## [Recorded data]
========================================================================

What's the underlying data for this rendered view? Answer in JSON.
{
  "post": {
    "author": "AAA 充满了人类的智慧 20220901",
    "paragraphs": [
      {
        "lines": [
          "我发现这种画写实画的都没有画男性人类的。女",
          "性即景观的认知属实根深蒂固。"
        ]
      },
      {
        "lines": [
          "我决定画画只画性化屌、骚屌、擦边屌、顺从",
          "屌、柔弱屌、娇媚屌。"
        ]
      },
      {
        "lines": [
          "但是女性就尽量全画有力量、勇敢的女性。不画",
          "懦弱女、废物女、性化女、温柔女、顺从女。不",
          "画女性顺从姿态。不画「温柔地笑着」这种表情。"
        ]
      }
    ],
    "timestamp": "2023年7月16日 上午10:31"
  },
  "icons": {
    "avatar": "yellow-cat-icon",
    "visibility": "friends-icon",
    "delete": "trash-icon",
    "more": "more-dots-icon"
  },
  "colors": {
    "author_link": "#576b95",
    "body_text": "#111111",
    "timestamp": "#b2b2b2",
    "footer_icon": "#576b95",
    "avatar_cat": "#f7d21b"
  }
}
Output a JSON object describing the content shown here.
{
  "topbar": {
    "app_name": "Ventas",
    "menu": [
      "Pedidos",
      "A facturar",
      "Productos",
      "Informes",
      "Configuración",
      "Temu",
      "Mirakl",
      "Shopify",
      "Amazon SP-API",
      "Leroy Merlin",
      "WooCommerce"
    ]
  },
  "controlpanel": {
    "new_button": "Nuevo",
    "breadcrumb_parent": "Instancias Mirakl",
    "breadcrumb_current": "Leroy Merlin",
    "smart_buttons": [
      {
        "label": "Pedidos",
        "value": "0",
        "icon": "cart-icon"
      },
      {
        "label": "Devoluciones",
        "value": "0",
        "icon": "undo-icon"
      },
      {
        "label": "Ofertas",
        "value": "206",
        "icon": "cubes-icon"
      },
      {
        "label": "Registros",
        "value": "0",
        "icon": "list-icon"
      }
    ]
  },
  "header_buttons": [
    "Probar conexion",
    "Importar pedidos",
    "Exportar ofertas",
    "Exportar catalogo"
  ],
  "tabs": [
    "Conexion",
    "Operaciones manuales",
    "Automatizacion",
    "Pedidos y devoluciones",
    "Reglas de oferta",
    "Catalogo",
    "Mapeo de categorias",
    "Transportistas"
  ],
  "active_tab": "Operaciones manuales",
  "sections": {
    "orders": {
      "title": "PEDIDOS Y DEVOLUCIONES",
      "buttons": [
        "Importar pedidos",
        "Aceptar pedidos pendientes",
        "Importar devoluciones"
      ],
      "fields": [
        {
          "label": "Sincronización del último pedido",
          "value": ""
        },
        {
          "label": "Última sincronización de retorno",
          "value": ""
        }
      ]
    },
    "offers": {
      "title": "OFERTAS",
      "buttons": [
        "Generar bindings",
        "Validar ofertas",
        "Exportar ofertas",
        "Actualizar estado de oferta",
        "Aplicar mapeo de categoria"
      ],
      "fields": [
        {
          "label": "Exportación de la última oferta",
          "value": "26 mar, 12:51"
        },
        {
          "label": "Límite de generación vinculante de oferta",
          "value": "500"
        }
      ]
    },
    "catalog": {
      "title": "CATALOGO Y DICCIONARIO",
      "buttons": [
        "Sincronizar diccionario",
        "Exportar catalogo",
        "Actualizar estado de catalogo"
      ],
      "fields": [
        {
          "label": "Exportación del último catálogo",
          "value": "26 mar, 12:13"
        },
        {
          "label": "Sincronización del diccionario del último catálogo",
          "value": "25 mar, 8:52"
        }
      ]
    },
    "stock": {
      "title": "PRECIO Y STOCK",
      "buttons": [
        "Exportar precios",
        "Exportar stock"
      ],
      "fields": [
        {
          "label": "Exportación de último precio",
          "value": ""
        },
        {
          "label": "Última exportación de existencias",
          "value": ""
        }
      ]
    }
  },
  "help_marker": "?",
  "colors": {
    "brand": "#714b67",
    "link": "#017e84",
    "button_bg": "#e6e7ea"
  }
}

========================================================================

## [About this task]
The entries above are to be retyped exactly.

## [Result below]
What's the underlying data for this rendered view? Answer in JSON.
{
  "post": {
    "author": "AAA 充满了人类的智慧 20220901",
    "paragraphs": [
      {
        "lines": [
          "我发现这种画写实画的都没有画男性人类的。女",
          "性即景观的认知属实根深蒂固。"
        ]
      },
      {
        "lines": [
          "我决定画画只画性化屌、骚屌、擦边屌、顺从",
          "屌、柔弱屌、娇媚屌。"
        ]
      },
      {
        "lines": [
          "但是女性就尽量全画有力量、勇敢的女性。不画",
          "懦弱女、废物女、性化女、温柔女、顺从女。不",
          "画女性顺从姿态。不画「温柔地笑着」这种表情。"
        ]
      }
    ],
    "timestamp": "2023年7月16日 上午10:31"
  },
  "icons": {
    "avatar": "yellow-cat-icon",
    "visibility": "friends-icon",
    "delete": "trash-icon",
    "more": "more-dots-icon"
  },
  "colors": {
    "author_link": "#576b95",
    "body_text": "#111111",
    "timestamp": "#b2b2b2",
    "footer_icon": "#576b95",
    "avatar_cat": "#f7d21b"
  }
}
Output a JSON object describing the content shown here.
{
  "topbar": {
    "app_name": "Ventas",
    "menu": [
      "Pedidos",
      "A facturar",
      "Productos",
      "Informes",
      "Configuración",
      "Temu",
      "Mirakl",
      "Shopify",
      "Amazon SP-API",
      "Leroy Merlin",
      "WooCommerce"
    ]
  },
  "controlpanel": {
    "new_button": "Nuevo",
    "breadcrumb_parent": "Instancias Mirakl",
    "breadcrumb_current": "Leroy Merlin",
    "smart_buttons": [
      {
        "label": "Pedidos",
        "value": "0",
        "icon": "cart-icon"
      },
      {
        "label": "Devoluciones",
        "value": "0",
        "icon": "undo-icon"
      },
      {
        "label": "Ofertas",
        "value": "206",
        "icon": "cubes-icon"
      },
      {
        "label": "Registros",
        "value": "0",
        "icon": "list-icon"
      }
    ]
  },
  "header_buttons": [
    "Probar conexion",
    "Importar pedidos",
    "Exportar ofertas",
    "Exportar catalogo"
  ],
  "tabs": [
    "Conexion",
    "Operaciones manuales",
    "Automatizacion",
    "Pedidos y devoluciones",
    "Reglas de oferta",
    "Catalogo",
    "Mapeo de categorias",
    "Transportistas"
  ],
  "active_tab": "Operaciones manuales",
  "sections": {
    "orders": {
      "title": "PEDIDOS Y DEVOLUCIONES",
      "buttons": [
        "Importar pedidos",
        "Aceptar pedidos pendientes",
        "Importar devoluciones"
      ],
      "fields": [
        {
          "label": "Sincronización del último pedido",
          "value": ""
        },
        {
          "label": "Última sincronización de retorno",
          "value": ""
        }
      ]
    },
    "offers": {
      "title": "OFERTAS",
      "buttons": [
        "Generar bindings",
        "Validar ofertas",
        "Exportar ofertas",
        "Actualizar estado de oferta",
        "Aplicar mapeo de categoria"
      ],
      "fields": [
        {
          "label": "Exportación de la última oferta",
          "value": "26 mar, 12:51"
        },
        {
          "label": "Límite de generación vinculante de oferta",
          "value": "500"
        }
      ]
    },
    "catalog": {
      "title": "CATALOGO Y DICCIONARIO",
      "buttons": [
        "Sincronizar diccionario",
        "Exportar catalogo",
        "Actualizar estado de catalogo"
      ],
      "fields": [
        {
          "label": "Exportación del último catálogo",
          "value": "26 mar, 12:13"
        },
        {
          "label": "Sincronización del diccionario del último catálogo",
          "value": "25 mar, 8:52"
        }
      ]
    },
    "stock": {
      "title": "PRECIO Y STOCK",
      "buttons": [
        "Exportar precios",
        "Exportar stock"
      ],
      "fields": [
        {
          "label": "Exportación de último precio",
          "value": ""
        },
        {
          "label": "Última exportación de existencias",
          "value": ""
        }
      ]
    }
  },
  "help_marker": "?",
  "colors": {
    "brand": "#714b67",
    "link": "#017e84",
    "button_bg": "#e6e7ea"
  }
}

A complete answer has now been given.